[[ Given records open ]]
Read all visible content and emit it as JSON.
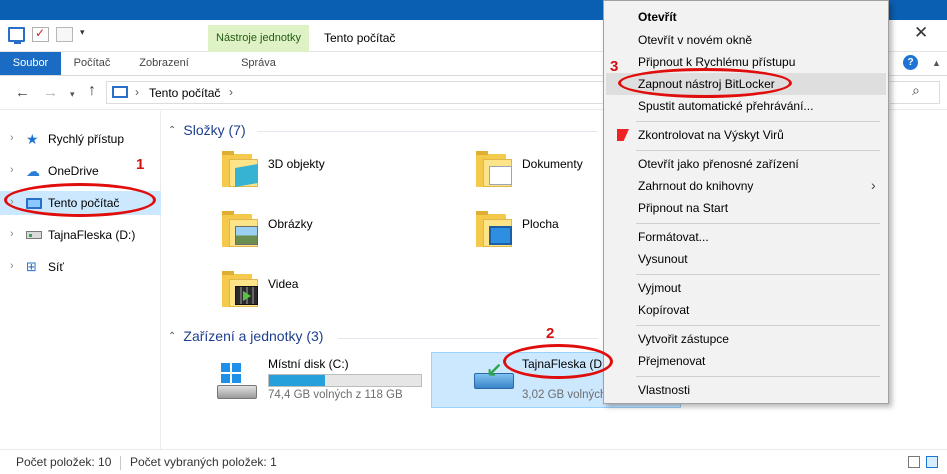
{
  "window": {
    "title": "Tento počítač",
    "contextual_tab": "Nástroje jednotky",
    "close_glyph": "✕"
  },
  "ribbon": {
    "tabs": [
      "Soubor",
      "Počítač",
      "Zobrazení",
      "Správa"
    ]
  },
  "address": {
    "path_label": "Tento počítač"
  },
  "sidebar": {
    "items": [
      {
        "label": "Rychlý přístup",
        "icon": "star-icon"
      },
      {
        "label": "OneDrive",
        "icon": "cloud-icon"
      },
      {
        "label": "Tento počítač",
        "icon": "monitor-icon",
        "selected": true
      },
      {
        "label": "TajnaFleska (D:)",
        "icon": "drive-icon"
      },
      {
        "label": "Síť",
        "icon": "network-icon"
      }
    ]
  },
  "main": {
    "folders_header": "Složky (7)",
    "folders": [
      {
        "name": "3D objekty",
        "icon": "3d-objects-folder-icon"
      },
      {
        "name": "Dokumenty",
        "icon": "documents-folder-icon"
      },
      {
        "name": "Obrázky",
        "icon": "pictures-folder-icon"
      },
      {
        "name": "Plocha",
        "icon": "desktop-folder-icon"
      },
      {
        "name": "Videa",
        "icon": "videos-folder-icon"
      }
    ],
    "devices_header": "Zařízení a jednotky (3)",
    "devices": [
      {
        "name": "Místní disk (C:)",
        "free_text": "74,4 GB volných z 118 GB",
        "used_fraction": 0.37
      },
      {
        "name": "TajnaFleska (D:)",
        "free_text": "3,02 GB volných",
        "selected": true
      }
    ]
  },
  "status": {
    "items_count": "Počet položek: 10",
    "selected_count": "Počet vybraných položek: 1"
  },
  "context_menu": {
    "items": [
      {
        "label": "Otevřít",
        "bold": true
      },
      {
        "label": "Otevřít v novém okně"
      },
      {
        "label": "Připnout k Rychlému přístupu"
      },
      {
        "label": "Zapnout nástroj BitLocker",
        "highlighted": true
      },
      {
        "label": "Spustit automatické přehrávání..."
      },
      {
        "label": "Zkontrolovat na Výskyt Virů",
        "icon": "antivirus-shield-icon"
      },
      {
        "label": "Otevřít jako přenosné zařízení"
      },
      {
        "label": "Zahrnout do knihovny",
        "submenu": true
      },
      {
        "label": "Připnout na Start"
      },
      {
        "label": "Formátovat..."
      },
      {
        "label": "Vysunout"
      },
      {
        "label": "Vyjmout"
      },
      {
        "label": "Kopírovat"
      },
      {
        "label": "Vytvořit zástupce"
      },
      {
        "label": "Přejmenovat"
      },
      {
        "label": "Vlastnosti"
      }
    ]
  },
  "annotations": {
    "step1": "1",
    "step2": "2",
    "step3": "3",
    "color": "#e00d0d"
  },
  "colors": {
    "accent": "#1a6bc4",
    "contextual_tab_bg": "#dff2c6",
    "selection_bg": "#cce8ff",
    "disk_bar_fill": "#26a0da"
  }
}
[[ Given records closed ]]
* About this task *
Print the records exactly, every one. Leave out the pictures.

* Task response *
Read all visible content and emit it as JSON.
{
  "window": {
    "title": "Tento počítač",
    "contextual_tab": "Nástroje jednotky",
    "close_glyph": "✕"
  },
  "ribbon": {
    "tabs": [
      "Soubor",
      "Počítač",
      "Zobrazení",
      "Správa"
    ]
  },
  "address": {
    "path_label": "Tento počítač"
  },
  "sidebar": {
    "items": [
      {
        "label": "Rychlý přístup",
        "icon": "star-icon"
      },
      {
        "label": "OneDrive",
        "icon": "cloud-icon"
      },
      {
        "label": "Tento počítač",
        "icon": "monitor-icon",
        "selected": true
      },
      {
        "label": "TajnaFleska (D:)",
        "icon": "drive-icon"
      },
      {
        "label": "Síť",
        "icon": "network-icon"
      }
    ]
  },
  "main": {
    "folders_header": "Složky (7)",
    "folders": [
      {
        "name": "3D objekty",
        "icon": "3d-objects-folder-icon"
      },
      {
        "name": "Dokumenty",
        "icon": "documents-folder-icon"
      },
      {
        "name": "Obrázky",
        "icon": "pictures-folder-icon"
      },
      {
        "name": "Plocha",
        "icon": "desktop-folder-icon"
      },
      {
        "name": "Videa",
        "icon": "videos-folder-icon"
      }
    ],
    "devices_header": "Zařízení a jednotky (3)",
    "devices": [
      {
        "name": "Místní disk (C:)",
        "free_text": "74,4 GB volných z 118 GB",
        "used_fraction": 0.37
      },
      {
        "name": "TajnaFleska (D:)",
        "free_text": "3,02 GB volných",
        "selected": true
      }
    ]
  },
  "status": {
    "items_count": "Počet položek: 10",
    "selected_count": "Počet vybraných položek: 1"
  },
  "context_menu": {
    "items": [
      {
        "label": "Otevřít",
        "bold": true
      },
      {
        "label": "Otevřít v novém okně"
      },
      {
        "label": "Připnout k Rychlému přístupu"
      },
      {
        "label": "Zapnout nástroj BitLocker",
        "highlighted": true
      },
      {
        "label": "Spustit automatické přehrávání..."
      },
      {
        "label": "Zkontrolovat na Výskyt Virů",
        "icon": "antivirus-shield-icon"
      },
      {
        "label": "Otevřít jako přenosné zařízení"
      },
      {
        "label": "Zahrnout do knihovny",
        "submenu": true
      },
      {
        "label": "Připnout na Start"
      },
      {
        "label": "Formátovat..."
      },
      {
        "label": "Vysunout"
      },
      {
        "label": "Vyjmout"
      },
      {
        "label": "Kopírovat"
      },
      {
        "label": "Vytvořit zástupce"
      },
      {
        "label": "Přejmenovat"
      },
      {
        "label": "Vlastnosti"
      }
    ]
  },
  "annotations": {
    "step1": "1",
    "step2": "2",
    "step3": "3",
    "color": "#e00d0d"
  },
  "colors": {
    "accent": "#1a6bc4",
    "contextual_tab_bg": "#dff2c6",
    "selection_bg": "#cce8ff",
    "disk_bar_fill": "#26a0da"
  }
}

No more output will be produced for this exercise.